I'm not sure I really understand what you are asking here.
Are you asking about commonalities between people with auto-immune diabetes diagnosed when they were children? Because yes, I would agree with you that people who went through this have a shared experience of something terrible and traumatic.
Or were you referring to 'adult-onset insulin-dependent people with diabetes'? Because this is not just classic Type 1 people.
I recently attended an insulin-dosing workshop where we were taught to adjust our insulin to our food and our lifestyles. For me the best part of the experience was meeting other insulin-dependent people in person and sharing experiences and tips - stuff that the nurses would never tell you, like how it's ok to reuse your lancet lol.
Of the 10 people there, only one had been diagnosed as a child. It was interesting and often heart-wrenching to hear her experiences of being diagnosed aged seven.
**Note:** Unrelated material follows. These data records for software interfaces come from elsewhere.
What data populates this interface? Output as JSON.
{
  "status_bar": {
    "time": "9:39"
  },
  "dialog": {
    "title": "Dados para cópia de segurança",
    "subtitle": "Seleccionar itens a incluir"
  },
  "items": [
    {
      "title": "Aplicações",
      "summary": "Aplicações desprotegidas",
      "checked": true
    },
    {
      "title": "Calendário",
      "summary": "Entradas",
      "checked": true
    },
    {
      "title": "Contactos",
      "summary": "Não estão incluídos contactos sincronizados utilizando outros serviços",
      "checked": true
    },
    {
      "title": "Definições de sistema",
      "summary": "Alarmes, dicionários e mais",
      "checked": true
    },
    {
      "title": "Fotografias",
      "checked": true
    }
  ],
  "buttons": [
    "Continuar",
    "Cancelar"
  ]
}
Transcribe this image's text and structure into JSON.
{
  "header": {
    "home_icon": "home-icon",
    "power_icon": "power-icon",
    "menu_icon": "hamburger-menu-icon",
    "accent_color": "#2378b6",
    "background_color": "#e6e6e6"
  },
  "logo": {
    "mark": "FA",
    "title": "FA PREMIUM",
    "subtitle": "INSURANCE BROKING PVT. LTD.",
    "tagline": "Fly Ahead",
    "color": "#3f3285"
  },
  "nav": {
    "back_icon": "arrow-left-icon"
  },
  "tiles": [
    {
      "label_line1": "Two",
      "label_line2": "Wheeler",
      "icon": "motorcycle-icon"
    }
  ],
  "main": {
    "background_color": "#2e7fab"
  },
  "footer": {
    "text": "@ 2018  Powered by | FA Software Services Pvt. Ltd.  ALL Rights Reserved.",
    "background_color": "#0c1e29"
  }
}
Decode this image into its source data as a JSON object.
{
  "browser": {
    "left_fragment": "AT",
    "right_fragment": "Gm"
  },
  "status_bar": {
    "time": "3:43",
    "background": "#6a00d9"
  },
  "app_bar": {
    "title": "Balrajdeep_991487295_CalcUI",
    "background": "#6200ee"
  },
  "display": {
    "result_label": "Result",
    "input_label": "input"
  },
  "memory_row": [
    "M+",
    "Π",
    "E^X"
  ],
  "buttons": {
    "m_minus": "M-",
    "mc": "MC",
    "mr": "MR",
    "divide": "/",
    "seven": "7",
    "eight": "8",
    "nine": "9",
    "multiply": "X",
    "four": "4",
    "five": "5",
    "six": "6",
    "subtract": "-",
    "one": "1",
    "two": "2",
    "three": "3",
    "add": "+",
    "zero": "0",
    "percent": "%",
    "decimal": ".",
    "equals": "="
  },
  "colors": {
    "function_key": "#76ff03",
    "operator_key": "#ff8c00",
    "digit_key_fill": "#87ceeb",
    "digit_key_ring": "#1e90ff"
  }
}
But all the rest of us had been diagnosed as adults (21 and older) and had had the chance to live 'normal' lives so as much as we could empathize, we could never know what it was like to go through that sort of childhood. So obviously, the adult-onset people had a different set of experiences and issues compared to what the juvenile-onset person had gone through.
Of the 9 adult-onset cases, 8 had antibodies, one did not. Me. But I live my life the exact same way as they do - except with less carb in my diet and more insulin resistance!
Your post unnecessarily polarizes PWDs into artificial 'categories' which don't capture the fullness of shared experiences. For example, the shared experiences of those who were diagnosed with insulin-dependent diabetes as children, which are quite different from the shared experiences of those diagnosed with insulin-dependent diabetes as adults. 'Type' doesn't come into it. Do you feel you would have nothing in common with someone who was insulin-dependent, who had got there without an autoimmune episode? Or do you need the presence of antibodies to feel a connection?